Thursday in Sharm al-Sheikh.
"Dispute between Munarak and Olmert regarding nuclear weapons and funds for Hamas," called out the main headline of one of the most prominent newspapers in the Arab world, the London-based al-Sharq al-Awsat.
The newspaper quoted Mubarak's remarks on the issue only after he answered the question of an Egyptian journalist.
"Egypt's stance regarding mass destruction weapons was already declared at the beginning of the 1990s in Baghdad at the presence of late President Saddam Hussein.
"We said that the region should be demilitarized of mass destruction weapons and that we don’t want nuclear weapons in the region, or else we would be forced to also bring in nuclear weapons so that we are not attacked at any time," the president said.
The important Lebanese newspaper al-Nahar also stated in one of its main headlines that the Egyptian president "surprised Olmert regarding his plan to possess nuclear weapons.
"President Mubarak declared yesterday for the first time at the end of his talks with the Israeli prime minister in Sharm al-Sheikh that Egypt 'would not stand aside' if the nuclear arms race in the region escalates and that it would be 'forced' to try and equip itself with similar weapons in order to defend itself," the newspaper reported.
One might think that Mubarak's remark was a slip of the tongue or that his intention was misinterpreted. But even the state Egyptian newspaper al-Ahram chose to highlight the issue and signal that this was indeed the president's plan.
The newspaper quoted the interview Mubarak gave to Israeli daily Yedioth Ahronoth, but contrary to the headlines in Israel,
the Egyptians chose to highlight the president's remarks in one of the newspapers headlines: "The mass destruction weapons are a danger to the entire region; we will not stand aside if Iran
possesses such weapons."
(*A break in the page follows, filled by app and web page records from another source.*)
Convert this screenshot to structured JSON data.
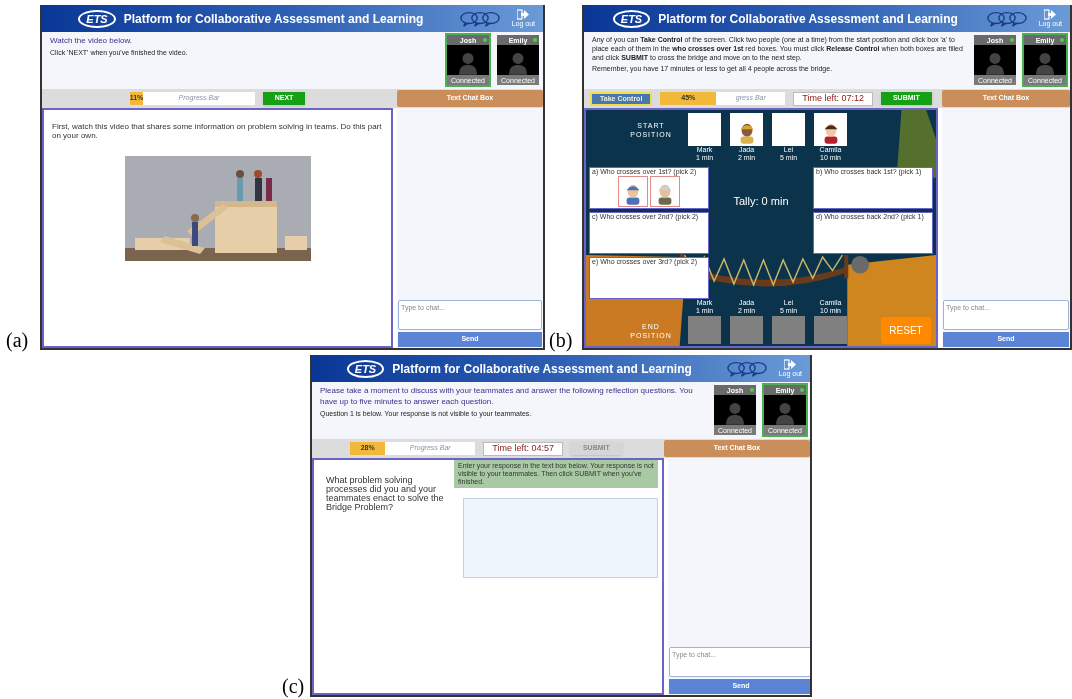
{
  "panels": [
    {
      "label": "(a)",
      "header": {
        "logo": "ETS",
        "title": "Platform for Collaborative Assessment and Learning",
        "logout": "Log out"
      },
      "instructions": [
        {
          "kind": "heading",
          "text": "Watch the video below."
        },
        {
          "kind": "note",
          "text": "Click 'NEXT' when you've finished the video."
        }
      ],
      "webcams": [
        {
          "name": "Josh",
          "status": "Connected",
          "selected": true
        },
        {
          "name": "Emily",
          "status": "Connected",
          "selected": false
        }
      ],
      "toolbar": [
        {
          "kind": "progress",
          "level": 0.11,
          "percent": "11%",
          "label": "Progress Bar"
        },
        {
          "kind": "button",
          "text": "NEXT",
          "disabled": false
        }
      ],
      "content": {
        "kind": "video",
        "text": "First, watch this video that shares some information on problem solving in teams. Do this part on your own."
      },
      "chat": {
        "title": "Text Chat Box",
        "placeholder": "Type to chat...",
        "send": "Send"
      }
    },
    {
      "label": "(b)",
      "header": {
        "logo": "ETS",
        "title": "Platform for Collaborative Assessment and Learning",
        "logout": "Log out"
      },
      "instructions": [
        {
          "kind": "body",
          "text": "Any of you can **Take Control** of the screen. Click two people (one at a time) from the start position and click box 'a' to place each of them in the **who crosses over 1st** red boxes. You must click **Release Control** when both boxes are filled and click **SUBMIT** to cross the bridge and move on to the next step."
        },
        {
          "kind": "body",
          "text": "Remember, you have 17 minutes or less to get all 4 people across the bridge."
        }
      ],
      "webcams": [
        {
          "name": "Josh",
          "status": "Connected",
          "selected": false
        },
        {
          "name": "Emily",
          "status": "Connected",
          "selected": true
        }
      ],
      "toolbar": [
        {
          "kind": "control_button",
          "text": "Take Control"
        },
        {
          "kind": "progress",
          "level": 0.45,
          "percent": "45%",
          "label": "gress Bar"
        },
        {
          "kind": "timer",
          "text": "Time left: 07:12"
        },
        {
          "kind": "button",
          "text": "SUBMIT",
          "disabled": false
        }
      ],
      "content": {
        "kind": "game",
        "start_label": "START POSITION",
        "people": [
          {
            "name": "Mark",
            "time": "1 min",
            "occupied": false
          },
          {
            "name": "Jada",
            "time": "2 min",
            "occupied": true
          },
          {
            "name": "Lei",
            "time": "5 min",
            "occupied": false
          },
          {
            "name": "Camila",
            "time": "10 min",
            "occupied": true
          }
        ],
        "left_boxes": [
          {
            "label": "a) Who crosses over 1st? (pick 2)",
            "picks": [
              {
                "occupied": true
              },
              {
                "occupied": true
              }
            ]
          },
          {
            "label": "c) Who crosses over 2nd? (pick 2)"
          },
          {
            "label": "e) Who crosses over 3rd? (pick 2)"
          }
        ],
        "right_boxes": [
          {
            "label": "b) Who crosses back 1st? (pick 1)"
          },
          {
            "label": "d) Who crosses back 2nd? (pick 1)"
          }
        ],
        "tally": "Tally: 0 min",
        "end_label": "END POSITION",
        "end_slots": [
          {
            "name": "Mark",
            "time": "1 min"
          },
          {
            "name": "Jada",
            "time": "2 min"
          },
          {
            "name": "Lei",
            "time": "5 min"
          },
          {
            "name": "Camila",
            "time": "10 min"
          }
        ],
        "reset": "RESET"
      },
      "chat": {
        "title": "Text Chat Box",
        "placeholder": "Type to chat...",
        "send": "Send"
      }
    },
    {
      "label": "(c)",
      "header": {
        "logo": "ETS",
        "title": "Platform for Collaborative Assessment and Learning",
        "logout": "Log out"
      },
      "instructions": [
        {
          "kind": "heading",
          "text": "Please take a moment to discuss with your teammates and answer the following reflection questions. You have up to five minutes to answer each question."
        },
        {
          "kind": "note",
          "text": "Question 1 is below. Your response is not visible to your teammates."
        }
      ],
      "webcams": [
        {
          "name": "Josh",
          "status": "Connected",
          "selected": false
        },
        {
          "name": "Emily",
          "status": "Connected",
          "selected": true
        }
      ],
      "toolbar": [
        {
          "kind": "progress",
          "level": 0.28,
          "percent": "28%",
          "label": "Progress Bar"
        },
        {
          "kind": "timer",
          "text": "Time left: 04:57"
        },
        {
          "kind": "button",
          "text": "SUBMIT",
          "disabled": true
        }
      ],
      "content": {
        "kind": "question",
        "question": "What problem solving processes did you and your teammates enact to solve the Bridge Problem?",
        "hint": "Enter your response in the text box below. Your response is not visible to your teammates. Then click SUBMIT when you've finished."
      },
      "chat": {
        "title": "Text Chat Box",
        "placeholder": "Type to chat...",
        "send": "Send"
      }
    }
  ]
}
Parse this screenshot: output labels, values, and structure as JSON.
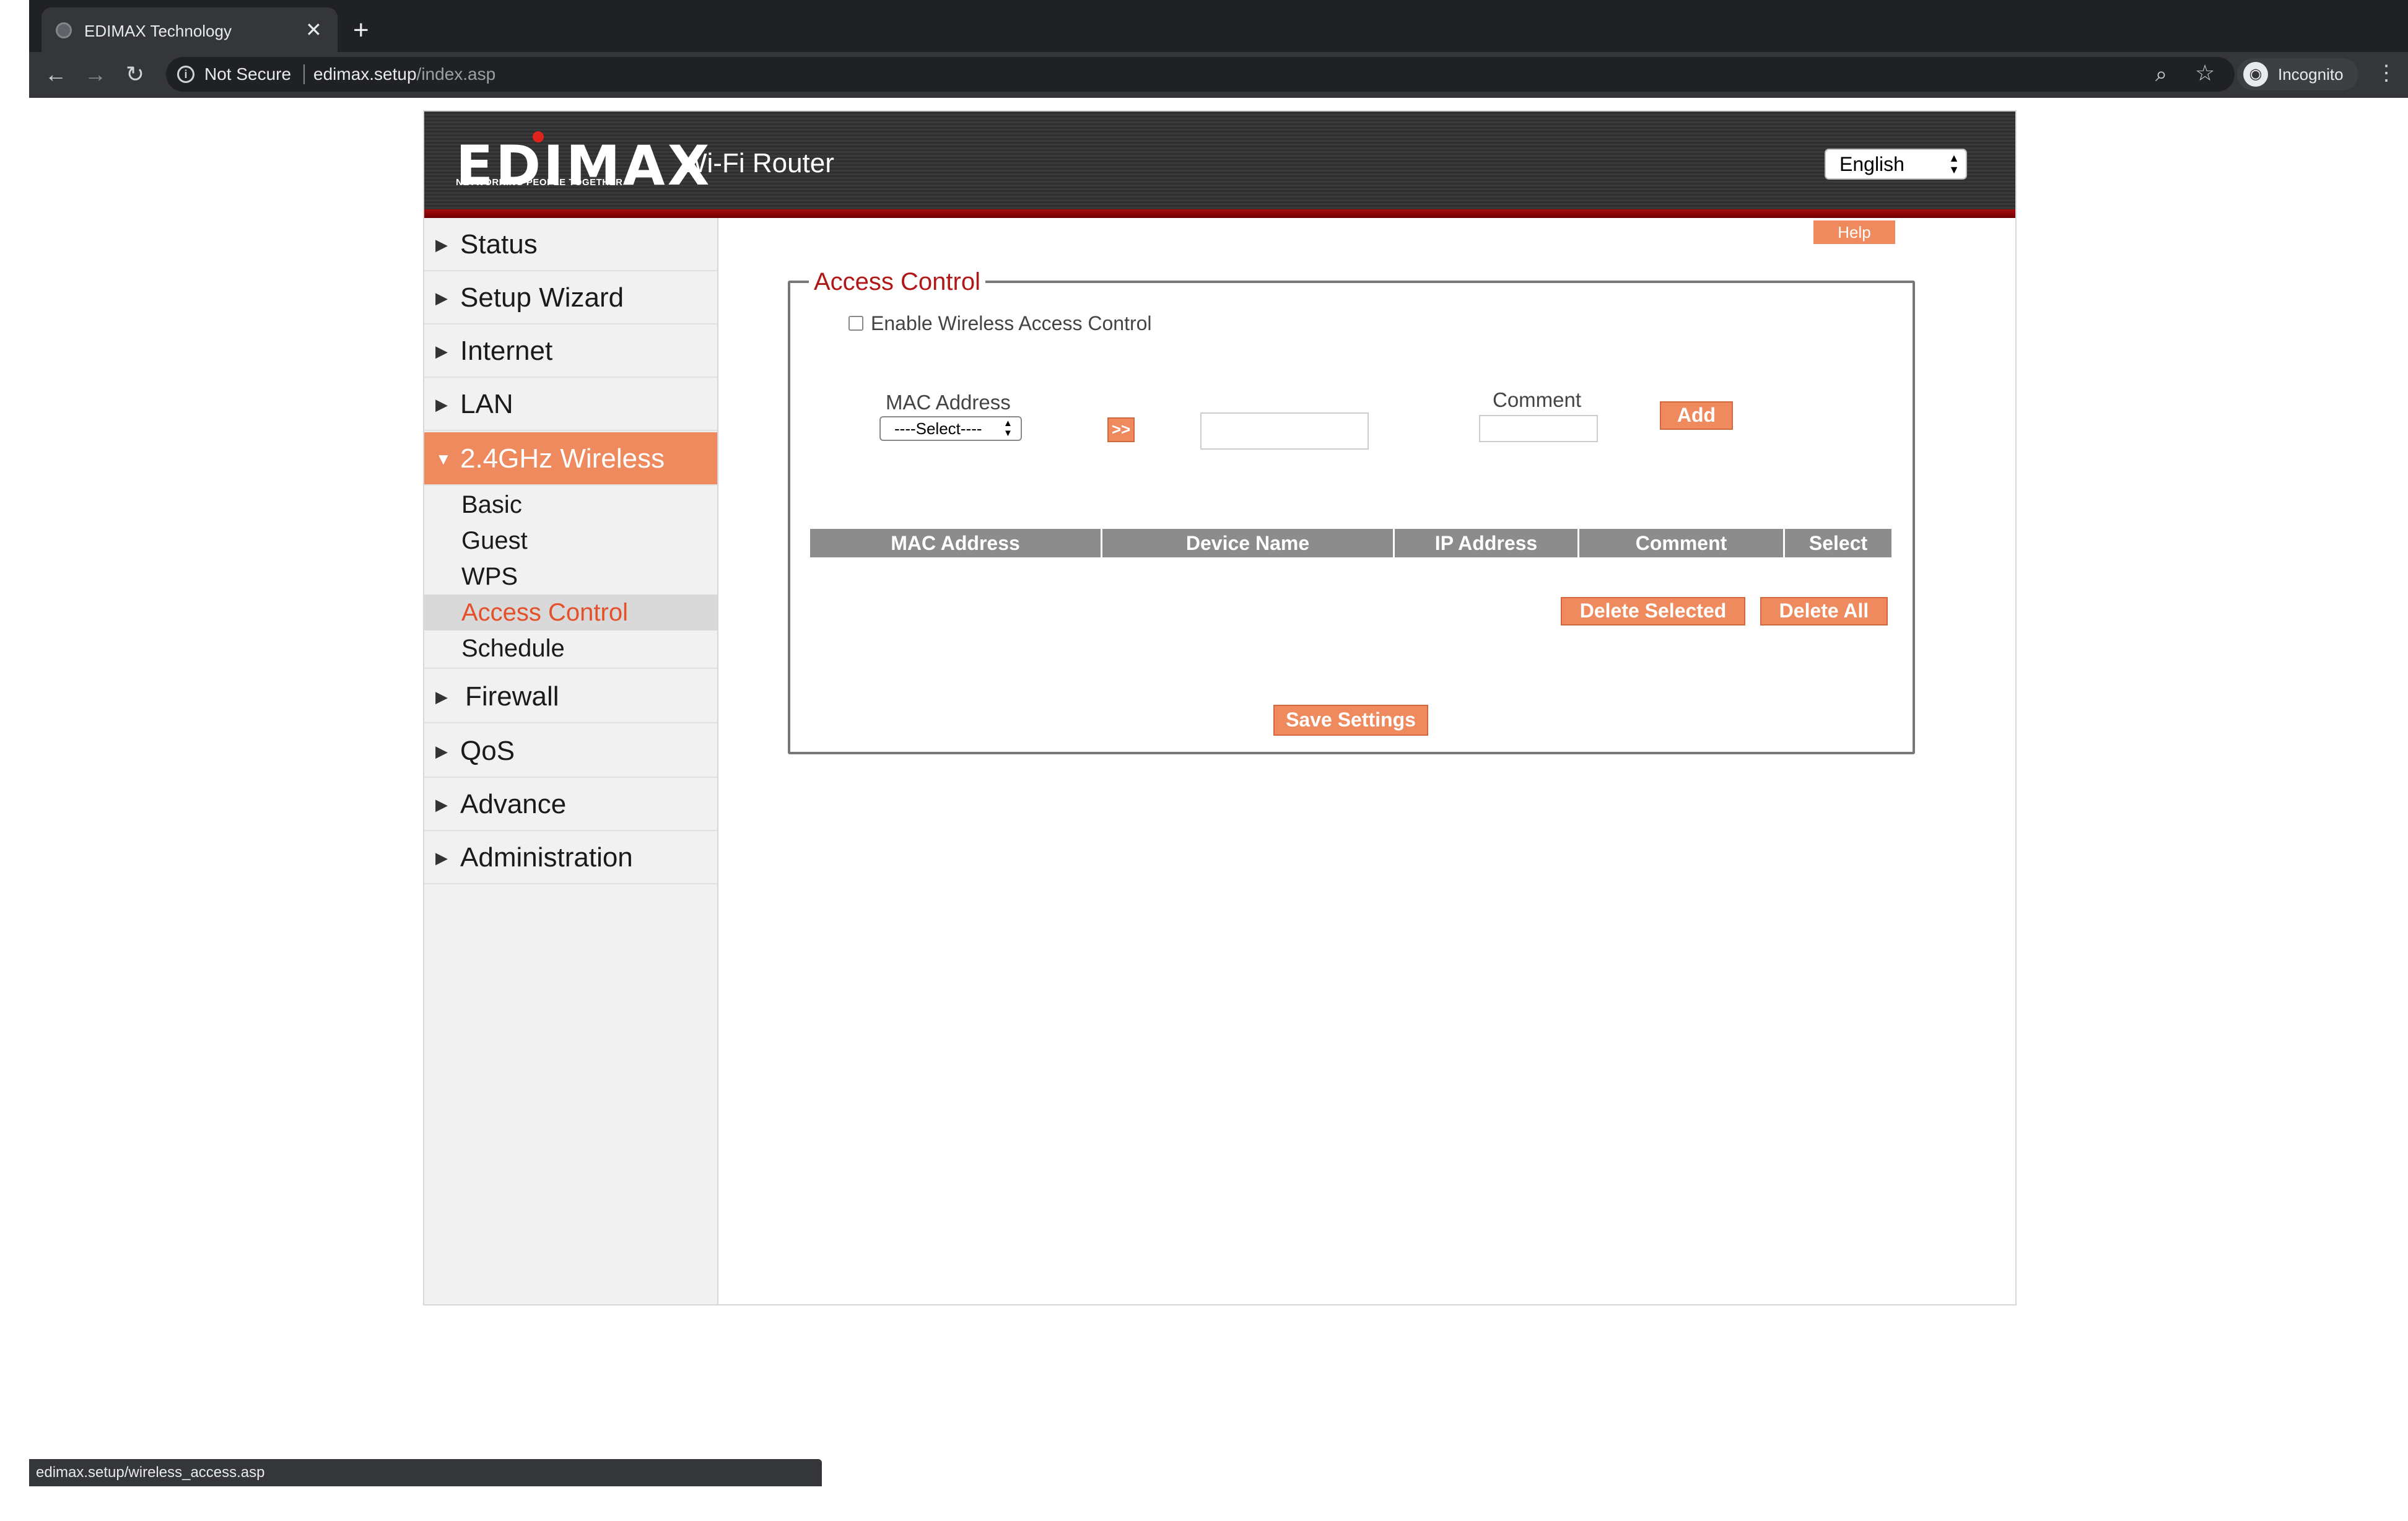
{
  "browser": {
    "tab_title": "EDIMAX Technology",
    "tab_close": "✕",
    "new_tab": "+",
    "security": "Not Secure",
    "url_host": "edimax.setup",
    "url_path": "/index.asp",
    "profile_label": "Incognito",
    "status_url": "edimax.setup/wireless_access.asp"
  },
  "header": {
    "logo_text": "EDIMAX",
    "logo_tagline": "NETWORKING PEOPLE TOGETHER",
    "product_title": "Wi-Fi Router",
    "language": "English"
  },
  "sidebar": {
    "items": [
      {
        "label": "Status",
        "arrow": "▶"
      },
      {
        "label": "Setup Wizard",
        "arrow": "▶"
      },
      {
        "label": "Internet",
        "arrow": "▶"
      },
      {
        "label": "LAN",
        "arrow": "▶"
      },
      {
        "label": "2.4GHz Wireless",
        "arrow": "▼"
      },
      {
        "label": "Firewall",
        "arrow": "▶"
      },
      {
        "label": "QoS",
        "arrow": "▶"
      },
      {
        "label": "Advance",
        "arrow": "▶"
      },
      {
        "label": "Administration",
        "arrow": "▶"
      }
    ],
    "subitems": [
      "Basic",
      "Guest",
      "WPS",
      "Access Control",
      "Schedule"
    ],
    "active_subitem": "Access Control"
  },
  "main": {
    "help_label": "Help",
    "section_title": "Access Control",
    "enable_label": "Enable Wireless Access Control",
    "enable_checked": false,
    "mac_label": "MAC Address",
    "mac_select_value": "----Select----",
    "copy_label": ">>",
    "mac_input_value": "",
    "comment_label": "Comment",
    "comment_input_value": "",
    "add_label": "Add",
    "table_headers": [
      "MAC Address",
      "Device Name",
      "IP Address",
      "Comment",
      "Select"
    ],
    "delete_selected_label": "Delete Selected",
    "delete_all_label": "Delete All",
    "save_label": "Save Settings"
  },
  "colors": {
    "accent": "#ee8a5e",
    "legend_red": "#b01818",
    "active_text": "#e4502a",
    "table_header": "#8c8c8c"
  }
}
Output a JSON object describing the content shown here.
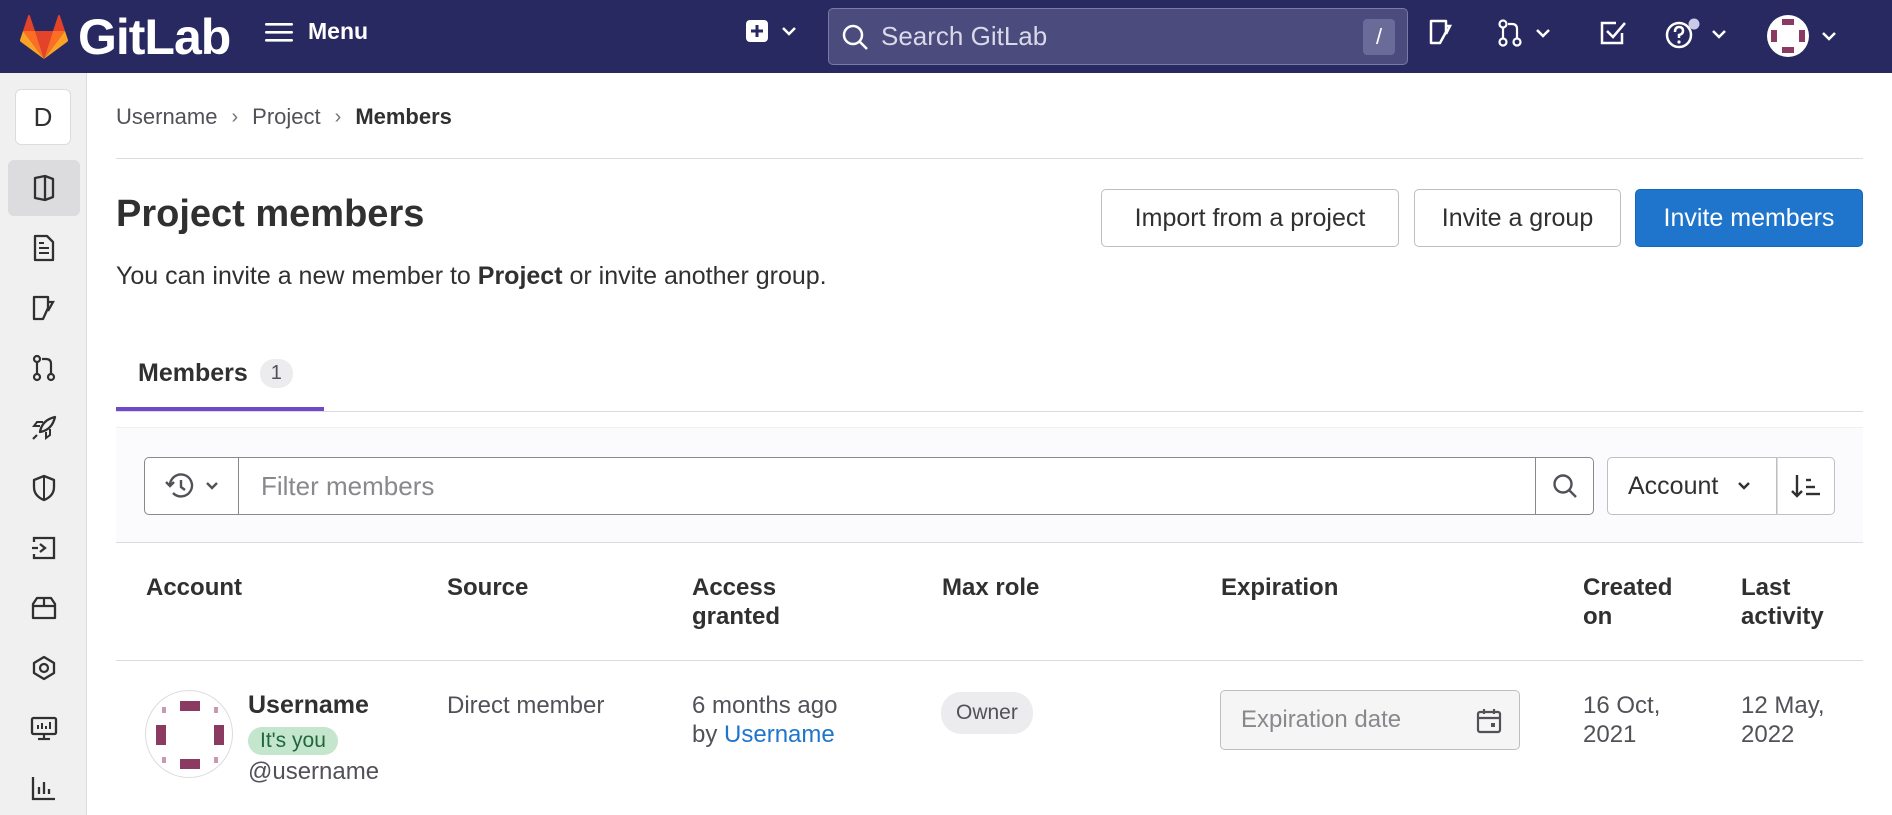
{
  "topbar": {
    "brand": "GitLab",
    "menu_label": "Menu",
    "search_placeholder": "Search GitLab",
    "search_shortcut": "/"
  },
  "sidebar": {
    "project_initial": "D",
    "items": [
      "project-overview",
      "repository",
      "issues",
      "merge-requests",
      "ci-cd",
      "security",
      "deployments",
      "packages",
      "infrastructure",
      "monitor",
      "analytics"
    ]
  },
  "breadcrumb": [
    "Username",
    "Project",
    "Members"
  ],
  "header": {
    "title": "Project members",
    "description_prefix": "You can invite a new member to ",
    "description_project": "Project",
    "description_suffix": " or invite another group."
  },
  "actions": {
    "import": "Import from a project",
    "invite_group": "Invite a group",
    "invite_members": "Invite members"
  },
  "tabs": [
    {
      "label": "Members",
      "count": "1"
    }
  ],
  "filter": {
    "placeholder": "Filter members",
    "sort_by": "Account"
  },
  "table": {
    "columns": [
      "Account",
      "Source",
      "Access granted",
      "Max role",
      "Expiration",
      "Created on",
      "Last activity"
    ],
    "rows": [
      {
        "name": "Username",
        "badge": "It's you",
        "handle": "@username",
        "source": "Direct member",
        "access_granted": "6 months ago",
        "access_by_prefix": "by",
        "access_by": "Username",
        "max_role": "Owner",
        "expiration_placeholder": "Expiration date",
        "created_on": "16 Oct, 2021",
        "last_activity": "12 May, 2022"
      }
    ]
  },
  "colors": {
    "topbar": "#292961",
    "primary": "#1f75cb",
    "tab_underline": "#6e49cb",
    "you_badge": "#c3e6cd"
  }
}
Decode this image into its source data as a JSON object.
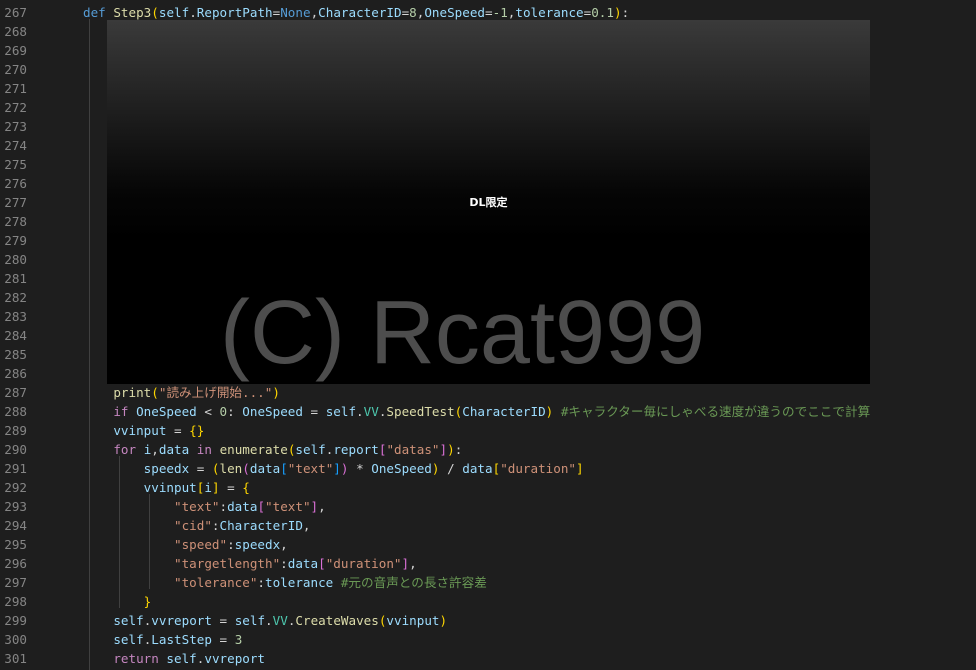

The newspaper also presented President Mubarak's full "nuclear remark" in its report on the press conference Thursday.
Sources in Israel viewed Mubarak's remark as extremely important and as the first of its kind. According to the sources, this is the first time the president himself makes such remarks and a senior Egyptian official says so out loud.
The sources added that this was the first response to Olmert's remarks in Germany on Israel's nuclear weapons.
"This testifies to Egypt's future plans. Now no source will be able to come and say that Egypt has no nuclear plans," one of the sources clarified. "But the remarks are not only directed at Israel, but express the ongoing anger in Egypt over the Iranian statement that their nuclear plan is indeed for peaceful purposes, but that if they are attacked it would be used for military purposes."
According to the source, the Egyptians find it convenient to make such remarks opposite the Israelis, as they are accepted with understanding by the public opinion – as an answer to Israel's nukes. But in spite of all this, the remark is against Iran.